__What the exercise asks__:
Copy the entries word for word. Keep the pictures out.

== Segment start ==

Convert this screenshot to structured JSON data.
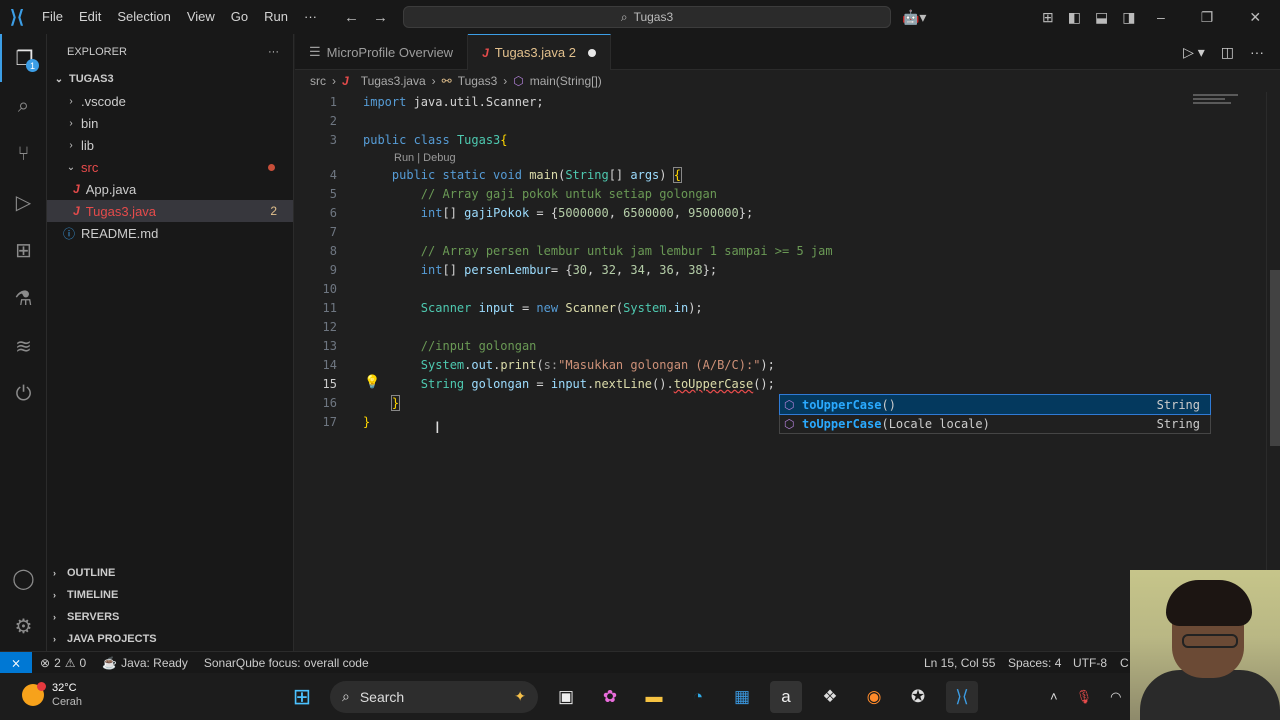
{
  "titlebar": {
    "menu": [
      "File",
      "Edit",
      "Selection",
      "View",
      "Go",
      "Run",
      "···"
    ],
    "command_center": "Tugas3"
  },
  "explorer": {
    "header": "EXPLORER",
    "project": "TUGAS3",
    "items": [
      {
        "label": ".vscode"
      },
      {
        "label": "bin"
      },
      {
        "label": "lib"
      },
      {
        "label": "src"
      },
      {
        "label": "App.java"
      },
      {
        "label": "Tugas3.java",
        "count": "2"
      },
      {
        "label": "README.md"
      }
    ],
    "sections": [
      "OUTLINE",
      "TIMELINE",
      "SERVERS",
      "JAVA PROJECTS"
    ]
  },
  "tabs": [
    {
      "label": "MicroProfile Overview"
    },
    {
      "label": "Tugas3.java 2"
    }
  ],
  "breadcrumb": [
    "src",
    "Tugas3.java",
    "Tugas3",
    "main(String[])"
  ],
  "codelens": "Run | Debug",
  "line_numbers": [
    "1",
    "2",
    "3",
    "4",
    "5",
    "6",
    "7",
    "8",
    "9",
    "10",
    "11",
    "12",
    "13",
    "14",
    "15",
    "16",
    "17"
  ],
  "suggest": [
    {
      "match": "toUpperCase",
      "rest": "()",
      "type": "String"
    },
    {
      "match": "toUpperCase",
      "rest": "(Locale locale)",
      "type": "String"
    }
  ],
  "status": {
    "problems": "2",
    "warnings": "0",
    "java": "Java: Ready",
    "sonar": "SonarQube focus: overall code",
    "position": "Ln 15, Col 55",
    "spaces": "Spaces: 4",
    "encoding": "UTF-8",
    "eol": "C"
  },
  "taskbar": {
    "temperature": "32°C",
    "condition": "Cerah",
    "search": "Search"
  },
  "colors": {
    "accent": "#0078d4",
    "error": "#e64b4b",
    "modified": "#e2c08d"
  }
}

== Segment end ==

__Task result__:
Convert this screenshot to structured JSON data.
{
  "titlebar": {
    "menu": [
      "File",
      "Edit",
      "Selection",
      "View",
      "Go",
      "Run",
      "···"
    ],
    "command_center": "Tugas3"
  },
  "explorer": {
    "header": "EXPLORER",
    "project": "TUGAS3",
    "items": [
      {
        "label": ".vscode"
      },
      {
        "label": "bin"
      },
      {
        "label": "lib"
      },
      {
        "label": "src"
      },
      {
        "label": "App.java"
      },
      {
        "label": "Tugas3.java",
        "count": "2"
      },
      {
        "label": "README.md"
      }
    ],
    "sections": [
      "OUTLINE",
      "TIMELINE",
      "SERVERS",
      "JAVA PROJECTS"
    ]
  },
  "tabs": [
    {
      "label": "MicroProfile Overview"
    },
    {
      "label": "Tugas3.java 2"
    }
  ],
  "breadcrumb": [
    "src",
    "Tugas3.java",
    "Tugas3",
    "main(String[])"
  ],
  "codelens": "Run | Debug",
  "line_numbers": [
    "1",
    "2",
    "3",
    "4",
    "5",
    "6",
    "7",
    "8",
    "9",
    "10",
    "11",
    "12",
    "13",
    "14",
    "15",
    "16",
    "17"
  ],
  "suggest": [
    {
      "match": "toUpperCase",
      "rest": "()",
      "type": "String"
    },
    {
      "match": "toUpperCase",
      "rest": "(Locale locale)",
      "type": "String"
    }
  ],
  "status": {
    "problems": "2",
    "warnings": "0",
    "java": "Java: Ready",
    "sonar": "SonarQube focus: overall code",
    "position": "Ln 15, Col 55",
    "spaces": "Spaces: 4",
    "encoding": "UTF-8",
    "eol": "C"
  },
  "taskbar": {
    "temperature": "32°C",
    "condition": "Cerah",
    "search": "Search"
  },
  "colors": {
    "accent": "#0078d4",
    "error": "#e64b4b",
    "modified": "#e2c08d"
  }
}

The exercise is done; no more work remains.